Pixar's Web site provides an interesting history of the company (albeit in bits and pieces). Their first production in 1986 was an animated short titled "Luxo Jr.", featuring a "mother and daughter" pair of desk lamps, and was nominated for an Oscar for Best Animated Short Film (the winner was "A Greek Tragedy" by Linda Van Tulden and Willem Thijssen). It was re-released with the film Toy Story 2 as an example of where the company had come from and why a bouncing lamp is part of the Pixar logo today. Pixar made this film using their own RenderMan software, commercially available today and described as "the highest quality renderer available anywhere."
They continued producing and releasing animated shorts for years, including the Academy Award-winning "Tin Toy", the spiritual forefather to Toy Story. They're still doing it today, in fact -- "Geri's Game" was created in 1997 to put into practice new animation techniques for realistic hair, cloth and wrinkled skin. "For The Birds" was released in 2000 and is still touring animation festivals worldwide in 2001.
During the 1990s they created a number of television commercials for various companies to fortify their income. In 1993 and 1994 they won Gold Clio awards for two of them, a nightclub full of conga-dancing Gummy Savers and a Robin Hood incarnation of the famous Tarzan Listerine bottle (featuring the 80s pop song "Tarzan Boy" -- go on, sing it to yourself for a minute, you know you want to). Fun Thing To Do: if you page frame-by-frame through the TV "channel-clicking" scene near the start of Toy Story 2, the channels you see are almost all frames from these Listerine commercials and Pixar's other animated shorts.
They stopped making commercials after Toy Story swept the box office in 1995. Why bother? The film made $184 million in the United States alone, and that's before it came out on video. A Bug's Life and Toy Story 2 followed successfully; Toy Story 2 astonished everyone by having damned good story despite being a sequel. While Steve Jobs and Disney would both love to take credit for Pixar's success, the real credit deserves to go to John Lasseter, director of all three movies (and "Luxo Jr.") and vice president of creative development for the company.
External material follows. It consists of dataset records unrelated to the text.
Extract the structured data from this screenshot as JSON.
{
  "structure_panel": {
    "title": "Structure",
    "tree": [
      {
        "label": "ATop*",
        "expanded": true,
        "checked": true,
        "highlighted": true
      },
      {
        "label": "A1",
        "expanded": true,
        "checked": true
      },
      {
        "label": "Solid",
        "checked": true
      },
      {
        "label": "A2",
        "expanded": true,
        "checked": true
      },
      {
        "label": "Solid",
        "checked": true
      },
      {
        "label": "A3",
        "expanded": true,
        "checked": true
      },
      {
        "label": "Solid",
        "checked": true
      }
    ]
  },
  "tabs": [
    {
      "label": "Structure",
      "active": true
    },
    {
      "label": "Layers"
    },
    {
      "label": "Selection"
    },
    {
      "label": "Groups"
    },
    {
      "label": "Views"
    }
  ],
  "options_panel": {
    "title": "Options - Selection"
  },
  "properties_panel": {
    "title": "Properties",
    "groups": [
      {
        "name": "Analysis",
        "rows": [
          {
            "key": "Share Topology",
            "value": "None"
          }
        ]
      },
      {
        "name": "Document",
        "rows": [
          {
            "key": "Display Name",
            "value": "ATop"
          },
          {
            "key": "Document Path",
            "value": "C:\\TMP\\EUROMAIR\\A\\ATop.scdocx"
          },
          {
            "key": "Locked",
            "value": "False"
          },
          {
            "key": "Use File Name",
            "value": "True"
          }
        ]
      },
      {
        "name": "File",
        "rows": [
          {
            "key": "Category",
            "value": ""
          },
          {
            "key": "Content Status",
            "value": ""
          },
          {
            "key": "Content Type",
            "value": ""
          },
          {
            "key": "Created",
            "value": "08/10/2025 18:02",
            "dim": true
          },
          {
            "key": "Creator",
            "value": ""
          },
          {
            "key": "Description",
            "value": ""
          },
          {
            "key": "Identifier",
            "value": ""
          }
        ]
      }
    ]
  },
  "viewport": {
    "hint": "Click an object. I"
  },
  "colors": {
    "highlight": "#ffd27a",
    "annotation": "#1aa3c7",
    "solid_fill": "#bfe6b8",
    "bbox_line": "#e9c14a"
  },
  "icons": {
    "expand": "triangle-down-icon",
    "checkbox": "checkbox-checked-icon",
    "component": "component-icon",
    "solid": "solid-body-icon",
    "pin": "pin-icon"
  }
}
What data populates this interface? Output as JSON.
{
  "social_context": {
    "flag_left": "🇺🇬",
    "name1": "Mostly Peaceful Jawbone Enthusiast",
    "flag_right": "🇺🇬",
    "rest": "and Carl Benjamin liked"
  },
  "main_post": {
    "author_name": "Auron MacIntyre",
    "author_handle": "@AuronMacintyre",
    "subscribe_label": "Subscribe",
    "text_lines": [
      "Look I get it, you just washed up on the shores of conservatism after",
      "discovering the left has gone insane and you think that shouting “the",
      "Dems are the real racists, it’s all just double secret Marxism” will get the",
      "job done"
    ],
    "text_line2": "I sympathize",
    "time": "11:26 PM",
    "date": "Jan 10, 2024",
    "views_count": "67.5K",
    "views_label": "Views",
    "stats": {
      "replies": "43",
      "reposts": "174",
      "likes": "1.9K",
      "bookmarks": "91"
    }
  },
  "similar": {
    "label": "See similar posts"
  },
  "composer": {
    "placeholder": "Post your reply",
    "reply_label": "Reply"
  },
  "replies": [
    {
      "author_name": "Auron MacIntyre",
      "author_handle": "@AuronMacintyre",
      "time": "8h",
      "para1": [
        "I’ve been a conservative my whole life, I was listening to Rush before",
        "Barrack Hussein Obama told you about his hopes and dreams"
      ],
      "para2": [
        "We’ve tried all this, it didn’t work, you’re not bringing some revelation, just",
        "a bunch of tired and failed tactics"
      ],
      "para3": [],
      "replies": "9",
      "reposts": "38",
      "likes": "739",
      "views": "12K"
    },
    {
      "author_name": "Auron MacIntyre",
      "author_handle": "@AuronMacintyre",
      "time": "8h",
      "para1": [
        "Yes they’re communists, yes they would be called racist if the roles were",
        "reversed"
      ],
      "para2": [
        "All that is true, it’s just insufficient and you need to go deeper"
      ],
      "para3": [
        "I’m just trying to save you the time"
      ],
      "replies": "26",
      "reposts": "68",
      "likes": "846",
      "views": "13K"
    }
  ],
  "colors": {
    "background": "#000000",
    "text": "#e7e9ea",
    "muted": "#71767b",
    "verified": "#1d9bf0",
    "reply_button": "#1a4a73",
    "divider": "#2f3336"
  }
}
The Web site informs visitors that "it is chiseled in stone at our studios that no amount of technology can turn a bad story into a good one," and probably nothing proves this better than Disney's own first jump into computer-animated movies, Dinosaur.
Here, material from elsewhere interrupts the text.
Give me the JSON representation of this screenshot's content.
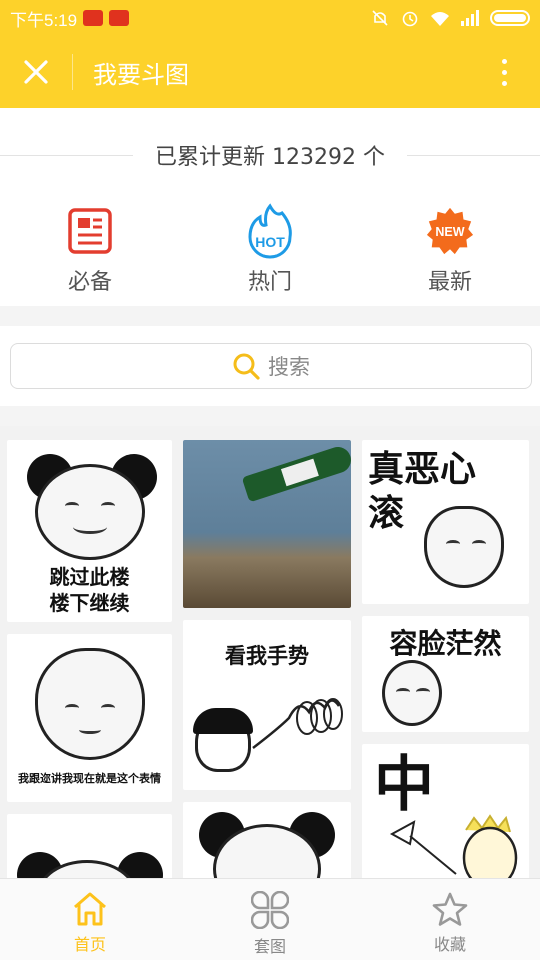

People say that Disney has "lost its heart" for kids today, and Pixar is probably their last hope for regaining it. Thank goodness they're an independent company, then -- Disney only gets credit for distributing Pixar's movies to theaters and advertising them. (In fact, they had to drastically reduce their cut of the box office profits after Toy Story proved Pixar could succeed on its own, if they wanted to.) For all Disney's best efforts, they are first and foremost a marketing machine today, making more money from their brand and spinoff merchandise than from their creative talent pool. Pixar is nothing but creative talent and great software; they aren't interested in building theme parks or selling action figures, they just want to make great films.
Good for them, then. And may they never stop.